Ultimatum and the Parallax Effect

Many users of Ultimatum ask us how to achieve the Parallax effect in the child themes they are making. Whilst it is possible to add the effect using a plugin, this tutorial will take a look at the features already built-in to Ultimatum.

What IS the Parallax Effect?

Is is an effect that gives the viewer the impression that a view is moving as they do; a trick of perspective (the word parallax derives from the Greek word parallaxis, which means alteration). Imagine you were in a corridor with a window in it and you were walking along the corridor as you look out of the window. The view you would see moves as you do. Web design Parallax is the same; as the site visitor scrolls the page, the ‘window’ (a container on the page) moves, and so what you see ‘through’ that ‘window’ also moves. Why use it? Because it draws the eye and focusses the eye of the site visitor to that element, holding their attention. Place some information over the container and you make its message stronger.

When to Use the Parallax Effect

The effect works best if the parallax container is some way down a long page. Preferably towards or at the bottom of the screen when the page is first opened, the page should scroll far enough to move it up and off the top of the page. And you need a message to put over it. Because text over images is often hard to read, you might try a simple trick like having the image in a monotone, an effect most image editors can easily achieve.

Ultimatum has Native Parallax Support

Ultimatum already comes built ready for the Parallax effect, so there is no need to use a plugin. No complex coding, but, depending on what ‘look’ you want to achieve, you might need to add a small amount of custom css. Ultimatum uses the Stellar.js JavaScript, written by Mark Dalgleish. Here is an example:

Sample Parallax page.

How to do it in Ultimatum

parallax-screenshotInsert a row in a layout where you want the Parallax effect.

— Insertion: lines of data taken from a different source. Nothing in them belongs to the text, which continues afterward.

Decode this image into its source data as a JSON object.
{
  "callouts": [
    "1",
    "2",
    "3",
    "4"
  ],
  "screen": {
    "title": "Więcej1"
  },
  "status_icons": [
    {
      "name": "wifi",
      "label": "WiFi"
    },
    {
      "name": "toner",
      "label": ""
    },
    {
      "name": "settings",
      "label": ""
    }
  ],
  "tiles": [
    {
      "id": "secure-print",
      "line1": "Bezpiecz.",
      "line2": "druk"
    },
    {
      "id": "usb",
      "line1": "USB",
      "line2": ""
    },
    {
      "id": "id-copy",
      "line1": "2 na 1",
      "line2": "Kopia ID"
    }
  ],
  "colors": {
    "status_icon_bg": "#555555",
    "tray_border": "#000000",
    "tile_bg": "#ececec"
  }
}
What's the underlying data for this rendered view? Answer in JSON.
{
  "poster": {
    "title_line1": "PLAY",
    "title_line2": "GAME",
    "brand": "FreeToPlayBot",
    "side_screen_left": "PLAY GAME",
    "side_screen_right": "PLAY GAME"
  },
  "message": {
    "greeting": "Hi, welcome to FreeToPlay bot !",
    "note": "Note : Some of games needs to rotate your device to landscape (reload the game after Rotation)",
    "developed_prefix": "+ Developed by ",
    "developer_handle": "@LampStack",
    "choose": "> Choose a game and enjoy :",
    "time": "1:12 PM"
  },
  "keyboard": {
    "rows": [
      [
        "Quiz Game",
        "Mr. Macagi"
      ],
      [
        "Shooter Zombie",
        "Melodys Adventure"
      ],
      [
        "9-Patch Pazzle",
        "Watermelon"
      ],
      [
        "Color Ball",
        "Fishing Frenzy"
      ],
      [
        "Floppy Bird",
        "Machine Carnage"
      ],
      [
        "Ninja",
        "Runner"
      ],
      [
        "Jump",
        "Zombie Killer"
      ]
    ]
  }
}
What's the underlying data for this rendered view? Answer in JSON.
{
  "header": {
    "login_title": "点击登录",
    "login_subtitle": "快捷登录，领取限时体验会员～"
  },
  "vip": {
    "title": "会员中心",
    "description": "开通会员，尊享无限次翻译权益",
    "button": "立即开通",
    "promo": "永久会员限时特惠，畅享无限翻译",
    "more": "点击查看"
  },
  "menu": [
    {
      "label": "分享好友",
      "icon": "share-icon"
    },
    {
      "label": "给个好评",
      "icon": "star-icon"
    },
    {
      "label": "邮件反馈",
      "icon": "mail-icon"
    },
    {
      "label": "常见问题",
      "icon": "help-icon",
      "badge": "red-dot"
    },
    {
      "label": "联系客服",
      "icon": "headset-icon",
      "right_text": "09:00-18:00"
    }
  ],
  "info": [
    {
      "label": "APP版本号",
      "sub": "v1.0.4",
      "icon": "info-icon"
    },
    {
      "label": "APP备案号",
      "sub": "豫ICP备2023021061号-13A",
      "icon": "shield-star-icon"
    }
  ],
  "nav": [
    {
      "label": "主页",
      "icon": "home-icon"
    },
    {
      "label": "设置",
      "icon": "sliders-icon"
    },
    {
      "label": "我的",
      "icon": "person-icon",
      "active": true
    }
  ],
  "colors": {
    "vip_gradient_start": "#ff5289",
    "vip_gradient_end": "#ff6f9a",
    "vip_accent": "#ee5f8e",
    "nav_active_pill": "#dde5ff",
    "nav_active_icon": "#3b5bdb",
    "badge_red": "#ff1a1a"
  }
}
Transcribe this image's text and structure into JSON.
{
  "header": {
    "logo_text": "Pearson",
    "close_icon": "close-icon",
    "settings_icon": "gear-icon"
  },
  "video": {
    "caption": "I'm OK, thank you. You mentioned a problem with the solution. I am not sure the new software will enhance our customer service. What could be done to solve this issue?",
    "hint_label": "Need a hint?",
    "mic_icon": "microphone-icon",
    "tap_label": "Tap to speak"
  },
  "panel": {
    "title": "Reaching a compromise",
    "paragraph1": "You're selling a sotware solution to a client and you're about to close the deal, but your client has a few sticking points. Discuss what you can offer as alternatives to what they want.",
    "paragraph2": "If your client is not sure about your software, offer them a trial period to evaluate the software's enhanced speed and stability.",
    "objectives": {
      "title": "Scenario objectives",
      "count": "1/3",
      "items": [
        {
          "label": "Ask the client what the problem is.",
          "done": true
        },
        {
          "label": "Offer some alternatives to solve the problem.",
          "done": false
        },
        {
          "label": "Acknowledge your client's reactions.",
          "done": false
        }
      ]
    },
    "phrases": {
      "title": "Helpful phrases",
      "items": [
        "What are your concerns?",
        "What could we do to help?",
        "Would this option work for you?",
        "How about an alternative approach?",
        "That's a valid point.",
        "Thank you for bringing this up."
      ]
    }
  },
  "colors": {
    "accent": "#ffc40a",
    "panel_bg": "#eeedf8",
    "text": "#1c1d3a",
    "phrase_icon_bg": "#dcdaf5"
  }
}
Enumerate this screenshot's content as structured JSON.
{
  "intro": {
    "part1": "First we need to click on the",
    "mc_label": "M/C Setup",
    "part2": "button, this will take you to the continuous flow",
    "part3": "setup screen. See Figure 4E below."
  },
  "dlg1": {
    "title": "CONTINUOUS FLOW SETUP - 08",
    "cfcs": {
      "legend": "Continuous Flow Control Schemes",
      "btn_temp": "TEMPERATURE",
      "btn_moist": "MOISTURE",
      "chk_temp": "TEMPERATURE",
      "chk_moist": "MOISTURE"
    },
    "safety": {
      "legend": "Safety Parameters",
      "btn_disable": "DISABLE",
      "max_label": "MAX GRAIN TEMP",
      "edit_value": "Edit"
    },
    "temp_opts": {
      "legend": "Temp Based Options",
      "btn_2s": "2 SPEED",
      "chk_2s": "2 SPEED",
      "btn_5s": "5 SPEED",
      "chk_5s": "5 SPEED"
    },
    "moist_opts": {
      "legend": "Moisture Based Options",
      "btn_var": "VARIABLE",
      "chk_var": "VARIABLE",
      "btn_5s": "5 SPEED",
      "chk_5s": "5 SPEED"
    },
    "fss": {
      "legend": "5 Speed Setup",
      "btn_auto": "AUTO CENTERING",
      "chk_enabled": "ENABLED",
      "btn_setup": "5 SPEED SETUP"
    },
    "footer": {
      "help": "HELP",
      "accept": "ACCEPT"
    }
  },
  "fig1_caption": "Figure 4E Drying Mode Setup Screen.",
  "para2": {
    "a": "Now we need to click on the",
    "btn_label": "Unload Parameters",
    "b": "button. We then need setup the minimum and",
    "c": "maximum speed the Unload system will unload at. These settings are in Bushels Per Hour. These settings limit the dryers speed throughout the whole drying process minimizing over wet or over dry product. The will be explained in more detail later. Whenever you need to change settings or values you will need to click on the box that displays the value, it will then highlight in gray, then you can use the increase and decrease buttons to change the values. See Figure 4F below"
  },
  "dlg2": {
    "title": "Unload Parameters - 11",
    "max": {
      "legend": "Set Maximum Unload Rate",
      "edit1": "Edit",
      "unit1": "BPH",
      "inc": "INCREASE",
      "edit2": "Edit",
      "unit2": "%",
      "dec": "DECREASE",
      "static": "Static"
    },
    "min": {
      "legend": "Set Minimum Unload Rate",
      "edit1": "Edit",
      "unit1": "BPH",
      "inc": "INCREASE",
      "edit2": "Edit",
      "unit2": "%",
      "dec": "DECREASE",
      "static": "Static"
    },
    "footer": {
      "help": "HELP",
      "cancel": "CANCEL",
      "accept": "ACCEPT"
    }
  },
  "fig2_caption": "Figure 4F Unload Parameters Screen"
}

In the bottom left find the edit icon and open the Wrapper CSS panel.

In the ‘Background Color and Image’ accordion, insert the desired background image and set ‘Image Repeat’ to No Repeat.

In the ‘Additional Classes’ accordion, give it a Custom CSS Class: parallax. If you want to give it some height and make it responsive, give it a second custom CSS class. I am going to add a class called parallax-1. In custom CSS I set this to:

.cwp-parallax {
background-size: cover;
padding-bottom: 40%;

That’s it you have a parallax section in your layout.

by Trevor Nelmes

Trevor is the head of support and testing at Ultimatum Theme and owns a WordPress-based web design business called CDNWebDesign. He has been programming since the 1970's and web designing since 1999. In his spare time, he likes to take scenic photographs in the beautiful Cotswolds in the UK.


  1. Great post! Thank you for this. One question. Is there a way to use this within a page in a instead of creating a row in the Ultimatum layout?

  2. Hi Trevor, I’m an absolute beginner of ultimatum, I’m just trying to make some initial training. I did it all, but, where should I add this text?
    .cwp-parallax {
    background-size: cover;
    padding-bottom: 40%;